Patterson: Got it. I can imagine that urology, since it is a surgical profession, that you have, do you have new procedures or is there something that you'd like to make sure you mention today?
Canter: Well, I think everybody likes technology and video games and we have what's very popular now and a lot of patients are asking for is robotic surgery. Essentially it is minimally invasive surgery where we do surgery with the assistance of a robot that helps to improve our magnification, improve our control of the instruments. It has really gotten out in the late press there a lot. Urology is one of the biggest utilizers of the robot, especially for prostate cancer and prostate cancer surgery.

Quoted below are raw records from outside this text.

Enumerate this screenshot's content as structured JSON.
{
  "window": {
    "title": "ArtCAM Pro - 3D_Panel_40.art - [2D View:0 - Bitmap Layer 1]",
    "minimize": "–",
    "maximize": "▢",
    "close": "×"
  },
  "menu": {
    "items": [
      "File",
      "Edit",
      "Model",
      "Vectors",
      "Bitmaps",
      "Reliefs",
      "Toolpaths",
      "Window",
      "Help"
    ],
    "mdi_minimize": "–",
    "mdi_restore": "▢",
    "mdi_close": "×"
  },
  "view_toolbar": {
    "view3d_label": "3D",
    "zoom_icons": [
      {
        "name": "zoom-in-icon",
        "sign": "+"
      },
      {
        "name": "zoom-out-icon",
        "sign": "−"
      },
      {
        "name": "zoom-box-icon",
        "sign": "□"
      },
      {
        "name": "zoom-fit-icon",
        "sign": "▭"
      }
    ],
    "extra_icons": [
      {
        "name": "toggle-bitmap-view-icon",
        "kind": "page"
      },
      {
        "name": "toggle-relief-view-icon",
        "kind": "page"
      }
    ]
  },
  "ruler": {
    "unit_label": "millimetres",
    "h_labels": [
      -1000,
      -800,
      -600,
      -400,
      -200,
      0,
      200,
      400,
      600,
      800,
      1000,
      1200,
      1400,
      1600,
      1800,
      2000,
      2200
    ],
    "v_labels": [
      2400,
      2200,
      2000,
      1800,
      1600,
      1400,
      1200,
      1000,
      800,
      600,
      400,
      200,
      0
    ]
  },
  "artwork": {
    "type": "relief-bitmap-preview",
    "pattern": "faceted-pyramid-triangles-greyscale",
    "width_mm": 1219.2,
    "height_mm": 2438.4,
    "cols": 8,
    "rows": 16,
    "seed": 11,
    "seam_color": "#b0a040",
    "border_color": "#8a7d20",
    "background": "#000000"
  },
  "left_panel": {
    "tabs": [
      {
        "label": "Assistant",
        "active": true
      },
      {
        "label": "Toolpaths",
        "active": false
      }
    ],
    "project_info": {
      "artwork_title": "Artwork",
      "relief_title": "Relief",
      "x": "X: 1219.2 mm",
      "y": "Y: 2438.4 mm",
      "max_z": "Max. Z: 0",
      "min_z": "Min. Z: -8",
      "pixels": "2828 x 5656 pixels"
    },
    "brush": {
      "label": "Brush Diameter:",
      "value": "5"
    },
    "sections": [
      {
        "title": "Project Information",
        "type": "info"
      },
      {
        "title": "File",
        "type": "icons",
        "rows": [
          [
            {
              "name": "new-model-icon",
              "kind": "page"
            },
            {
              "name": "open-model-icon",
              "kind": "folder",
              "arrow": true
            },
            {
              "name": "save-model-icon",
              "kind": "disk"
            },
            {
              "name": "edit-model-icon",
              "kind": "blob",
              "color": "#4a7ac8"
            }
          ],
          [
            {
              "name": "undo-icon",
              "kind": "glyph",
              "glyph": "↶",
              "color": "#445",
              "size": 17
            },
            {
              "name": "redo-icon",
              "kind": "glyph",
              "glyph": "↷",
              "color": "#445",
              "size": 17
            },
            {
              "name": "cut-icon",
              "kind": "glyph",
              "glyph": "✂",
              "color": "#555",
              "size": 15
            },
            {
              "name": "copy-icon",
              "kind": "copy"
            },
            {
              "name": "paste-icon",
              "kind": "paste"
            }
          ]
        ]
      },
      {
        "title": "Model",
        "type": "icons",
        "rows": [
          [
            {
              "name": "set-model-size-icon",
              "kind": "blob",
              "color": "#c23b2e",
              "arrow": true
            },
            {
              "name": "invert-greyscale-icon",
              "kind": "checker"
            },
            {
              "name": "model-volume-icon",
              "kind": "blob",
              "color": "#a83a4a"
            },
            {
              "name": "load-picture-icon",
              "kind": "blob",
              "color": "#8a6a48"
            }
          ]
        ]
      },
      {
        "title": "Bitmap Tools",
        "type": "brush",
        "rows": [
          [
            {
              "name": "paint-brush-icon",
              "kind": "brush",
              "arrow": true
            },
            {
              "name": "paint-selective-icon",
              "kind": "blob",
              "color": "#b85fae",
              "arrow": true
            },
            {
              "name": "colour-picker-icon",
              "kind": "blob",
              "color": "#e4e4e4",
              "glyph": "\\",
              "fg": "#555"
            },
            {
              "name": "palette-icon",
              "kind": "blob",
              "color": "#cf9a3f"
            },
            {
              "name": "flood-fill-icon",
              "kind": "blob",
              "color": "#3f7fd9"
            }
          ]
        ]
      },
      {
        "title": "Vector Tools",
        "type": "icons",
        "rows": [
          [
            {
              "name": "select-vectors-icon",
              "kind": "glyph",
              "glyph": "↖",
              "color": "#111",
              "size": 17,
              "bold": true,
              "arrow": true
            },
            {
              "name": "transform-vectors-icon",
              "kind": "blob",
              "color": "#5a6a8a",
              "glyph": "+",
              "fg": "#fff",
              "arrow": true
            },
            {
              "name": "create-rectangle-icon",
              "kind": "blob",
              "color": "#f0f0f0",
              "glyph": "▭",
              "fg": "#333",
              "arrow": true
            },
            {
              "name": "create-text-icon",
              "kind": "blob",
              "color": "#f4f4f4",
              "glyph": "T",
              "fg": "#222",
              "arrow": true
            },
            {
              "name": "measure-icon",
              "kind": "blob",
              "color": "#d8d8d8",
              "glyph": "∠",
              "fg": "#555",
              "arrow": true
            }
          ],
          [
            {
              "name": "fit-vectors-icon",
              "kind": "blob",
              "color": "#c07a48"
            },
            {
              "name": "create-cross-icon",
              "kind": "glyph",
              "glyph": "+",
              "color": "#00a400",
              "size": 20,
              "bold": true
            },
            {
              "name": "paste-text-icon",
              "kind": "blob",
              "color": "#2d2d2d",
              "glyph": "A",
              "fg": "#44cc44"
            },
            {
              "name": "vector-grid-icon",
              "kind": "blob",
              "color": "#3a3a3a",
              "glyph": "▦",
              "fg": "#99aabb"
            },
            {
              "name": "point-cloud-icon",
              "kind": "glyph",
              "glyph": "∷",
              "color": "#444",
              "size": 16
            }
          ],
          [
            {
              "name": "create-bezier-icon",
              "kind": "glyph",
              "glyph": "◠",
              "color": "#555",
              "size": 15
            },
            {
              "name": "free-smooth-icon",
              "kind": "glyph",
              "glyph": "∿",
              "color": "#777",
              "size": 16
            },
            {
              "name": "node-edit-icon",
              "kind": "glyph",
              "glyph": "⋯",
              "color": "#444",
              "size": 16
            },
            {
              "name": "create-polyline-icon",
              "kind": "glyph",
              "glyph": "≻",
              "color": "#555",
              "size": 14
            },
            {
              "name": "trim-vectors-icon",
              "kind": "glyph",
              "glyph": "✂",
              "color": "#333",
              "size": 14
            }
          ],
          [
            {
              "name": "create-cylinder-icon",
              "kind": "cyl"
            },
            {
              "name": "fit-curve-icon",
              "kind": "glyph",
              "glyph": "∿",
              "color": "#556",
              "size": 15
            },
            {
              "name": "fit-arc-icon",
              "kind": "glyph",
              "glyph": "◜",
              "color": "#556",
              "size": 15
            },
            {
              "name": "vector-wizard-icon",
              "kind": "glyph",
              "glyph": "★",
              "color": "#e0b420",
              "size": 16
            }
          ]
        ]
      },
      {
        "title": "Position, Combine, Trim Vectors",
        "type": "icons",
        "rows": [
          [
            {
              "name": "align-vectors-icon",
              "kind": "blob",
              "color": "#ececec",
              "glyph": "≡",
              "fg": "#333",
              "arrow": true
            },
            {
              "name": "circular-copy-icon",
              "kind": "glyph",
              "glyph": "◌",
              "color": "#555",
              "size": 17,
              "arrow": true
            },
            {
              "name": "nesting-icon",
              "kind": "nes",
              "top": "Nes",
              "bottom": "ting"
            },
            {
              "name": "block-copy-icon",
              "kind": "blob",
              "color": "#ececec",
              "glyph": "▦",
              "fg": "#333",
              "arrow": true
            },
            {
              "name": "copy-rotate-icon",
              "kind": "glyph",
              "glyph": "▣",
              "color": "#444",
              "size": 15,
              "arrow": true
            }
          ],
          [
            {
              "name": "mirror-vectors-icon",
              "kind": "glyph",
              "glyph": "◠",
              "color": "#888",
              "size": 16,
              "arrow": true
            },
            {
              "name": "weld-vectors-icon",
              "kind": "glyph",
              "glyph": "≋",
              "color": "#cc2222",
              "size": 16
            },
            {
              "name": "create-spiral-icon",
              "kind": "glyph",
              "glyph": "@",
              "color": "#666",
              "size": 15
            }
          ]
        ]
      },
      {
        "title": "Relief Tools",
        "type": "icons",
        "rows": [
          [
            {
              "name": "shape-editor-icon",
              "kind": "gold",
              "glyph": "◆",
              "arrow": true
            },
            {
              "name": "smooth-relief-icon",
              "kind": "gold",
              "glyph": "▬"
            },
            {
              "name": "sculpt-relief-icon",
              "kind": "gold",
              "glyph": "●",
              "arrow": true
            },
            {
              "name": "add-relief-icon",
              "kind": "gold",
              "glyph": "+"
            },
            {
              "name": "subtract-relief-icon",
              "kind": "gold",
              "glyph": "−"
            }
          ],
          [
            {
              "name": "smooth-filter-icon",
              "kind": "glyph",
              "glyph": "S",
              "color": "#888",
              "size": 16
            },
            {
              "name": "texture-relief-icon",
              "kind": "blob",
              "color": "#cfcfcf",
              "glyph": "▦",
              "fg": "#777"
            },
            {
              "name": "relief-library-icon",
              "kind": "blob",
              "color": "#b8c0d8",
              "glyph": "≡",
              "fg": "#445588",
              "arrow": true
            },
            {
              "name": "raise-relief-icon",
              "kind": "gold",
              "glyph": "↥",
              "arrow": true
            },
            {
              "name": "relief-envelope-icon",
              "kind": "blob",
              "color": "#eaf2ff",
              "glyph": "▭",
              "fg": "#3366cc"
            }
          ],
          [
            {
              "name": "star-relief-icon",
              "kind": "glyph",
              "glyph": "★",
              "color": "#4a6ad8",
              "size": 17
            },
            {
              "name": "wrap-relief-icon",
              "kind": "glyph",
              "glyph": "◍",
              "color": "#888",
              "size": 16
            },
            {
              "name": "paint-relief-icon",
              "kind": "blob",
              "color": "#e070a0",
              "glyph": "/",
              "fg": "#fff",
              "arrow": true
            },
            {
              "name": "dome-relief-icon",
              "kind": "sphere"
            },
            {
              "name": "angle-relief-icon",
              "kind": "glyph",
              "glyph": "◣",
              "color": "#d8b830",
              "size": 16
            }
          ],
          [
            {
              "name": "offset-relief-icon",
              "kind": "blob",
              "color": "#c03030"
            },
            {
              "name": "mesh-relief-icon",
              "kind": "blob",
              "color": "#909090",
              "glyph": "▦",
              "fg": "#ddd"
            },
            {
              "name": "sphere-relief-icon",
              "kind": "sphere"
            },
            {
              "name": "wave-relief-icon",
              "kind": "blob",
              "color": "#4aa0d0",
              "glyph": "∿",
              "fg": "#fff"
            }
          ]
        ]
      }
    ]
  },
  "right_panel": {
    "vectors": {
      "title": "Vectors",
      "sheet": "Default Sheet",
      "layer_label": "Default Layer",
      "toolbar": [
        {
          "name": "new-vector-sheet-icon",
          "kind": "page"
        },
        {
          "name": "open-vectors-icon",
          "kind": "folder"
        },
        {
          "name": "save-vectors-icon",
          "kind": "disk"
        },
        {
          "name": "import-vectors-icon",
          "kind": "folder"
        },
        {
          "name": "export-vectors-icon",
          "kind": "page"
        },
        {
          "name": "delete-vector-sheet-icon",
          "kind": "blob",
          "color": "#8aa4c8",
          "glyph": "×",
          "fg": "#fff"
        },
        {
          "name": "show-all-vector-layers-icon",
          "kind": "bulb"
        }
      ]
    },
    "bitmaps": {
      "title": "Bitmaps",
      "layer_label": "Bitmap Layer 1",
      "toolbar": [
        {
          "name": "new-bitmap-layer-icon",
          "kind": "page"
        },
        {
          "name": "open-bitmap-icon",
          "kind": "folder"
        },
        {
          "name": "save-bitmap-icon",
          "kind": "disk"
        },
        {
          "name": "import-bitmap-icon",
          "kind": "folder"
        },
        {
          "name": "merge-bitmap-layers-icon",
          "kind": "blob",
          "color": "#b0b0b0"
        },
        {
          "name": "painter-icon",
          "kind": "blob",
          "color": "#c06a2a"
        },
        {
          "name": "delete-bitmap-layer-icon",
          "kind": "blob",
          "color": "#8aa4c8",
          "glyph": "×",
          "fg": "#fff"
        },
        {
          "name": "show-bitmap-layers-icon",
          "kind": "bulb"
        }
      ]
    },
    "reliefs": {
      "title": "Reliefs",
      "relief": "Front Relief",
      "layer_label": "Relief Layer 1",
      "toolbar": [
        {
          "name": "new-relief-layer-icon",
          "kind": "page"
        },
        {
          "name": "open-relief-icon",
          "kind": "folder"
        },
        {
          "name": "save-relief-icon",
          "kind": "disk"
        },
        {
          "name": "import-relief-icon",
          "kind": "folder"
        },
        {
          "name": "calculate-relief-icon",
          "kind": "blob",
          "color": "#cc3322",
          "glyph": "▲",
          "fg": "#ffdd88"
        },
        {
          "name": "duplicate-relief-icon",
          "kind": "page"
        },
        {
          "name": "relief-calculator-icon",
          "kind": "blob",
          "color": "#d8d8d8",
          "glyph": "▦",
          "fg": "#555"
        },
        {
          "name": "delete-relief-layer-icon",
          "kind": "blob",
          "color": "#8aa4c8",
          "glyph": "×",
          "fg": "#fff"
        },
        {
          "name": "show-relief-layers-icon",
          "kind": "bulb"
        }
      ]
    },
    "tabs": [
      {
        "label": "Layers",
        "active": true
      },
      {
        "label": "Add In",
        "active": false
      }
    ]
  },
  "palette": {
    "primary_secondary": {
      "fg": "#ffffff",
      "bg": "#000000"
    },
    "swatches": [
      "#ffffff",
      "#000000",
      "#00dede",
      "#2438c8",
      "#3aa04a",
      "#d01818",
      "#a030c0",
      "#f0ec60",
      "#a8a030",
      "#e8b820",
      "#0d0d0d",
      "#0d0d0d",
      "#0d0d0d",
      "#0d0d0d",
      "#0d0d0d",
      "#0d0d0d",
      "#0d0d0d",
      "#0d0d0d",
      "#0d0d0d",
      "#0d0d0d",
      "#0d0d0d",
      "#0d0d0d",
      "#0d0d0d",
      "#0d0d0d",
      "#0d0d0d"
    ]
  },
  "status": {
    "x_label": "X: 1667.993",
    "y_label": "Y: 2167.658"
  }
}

Patterson: Right. Some of the take home messages here would be, one, to make sure that you are seeing your doctor annually just to make sure that you have your blood pressure, cholesterol, diabetes under control or make sure that you don’t have those things. Two would be if you do need a urologist, if you are having any urinary symptoms, burning when you pee, peeing more frequently, getting up frequently at night, blood in your urine certainly, don’t hesitate to see a urologist. Don’t put those things off. Three would be to know your family history and then if you have some high risk factors to see a urologist. I guess I would say four would be to make sure that you are following up regularly at timely intervals to make sure that you are getting your testing done. Do you have any words of advice or things to tell our men, you know men don’t always like to come to the doctors, just to kind of keep them from being worried about coming to see you?
Canter: Usually they finally end up coming when their significant other makes them come, usually their wife. I think your take home messages are really, are spot on, but I think the main thing that still surprises me to a certain extent is that when men finally do come to see me and with very simple type of interventions we can really improve their quality of life on a number of levels without having to do surgery. In fact, it is very, the amount of men who come to see us and the amount of surgery that we do from the men who see us is relatively low. A lot of times I think people feel like they have to have some major type of procedure done to feel better and it is really just not true. I would say that for all these, especially erectile dysfunction and BPH that we talked today, there's a lot of very conservative or non-invasive treatments that are available that can really improve men's and their partner's quality of life. I would really encourage men to go if they are having any of these symptoms. In fact, just to give you an anecdote, I remember a patient of mine who was 82, who was having terrible urinary symptoms and he just sort of accepted it his whole life. He just lived with it. He finally came to see me and I started him on Flomax and he came back to see me for followup after starting medication and it was like he couldn't believe how much better his quality of life was just by starting that medication. He went probably, I don’t know, ten, fifteen, twenty years, just kind of enduring it when he really didn’t have to. These are very common problems. Men tend to sort of avoid the doctor and they feel like they can just live with it and you know if they want to live with it, they can, but there are a lot of options out there that can really make a positive difference in people's lives.
Patterson: So you hear that, guys? You can feel better. Don't ignore symptoms. Make sure you get things checked out before they get out of hand and definitely just make sure that you are paying attention to your bodies. I can attest. Dr. Canter is not a scary guy. You have to go see him if you need him. Again, they are in Elkins Park and they are in Montgomery. It is Einstein Urology. Welcome, again, Dr. Dan Canter.
Canter: Well, thank you very much and thanks for having me on today.
Patterson: Awesome. Thanks.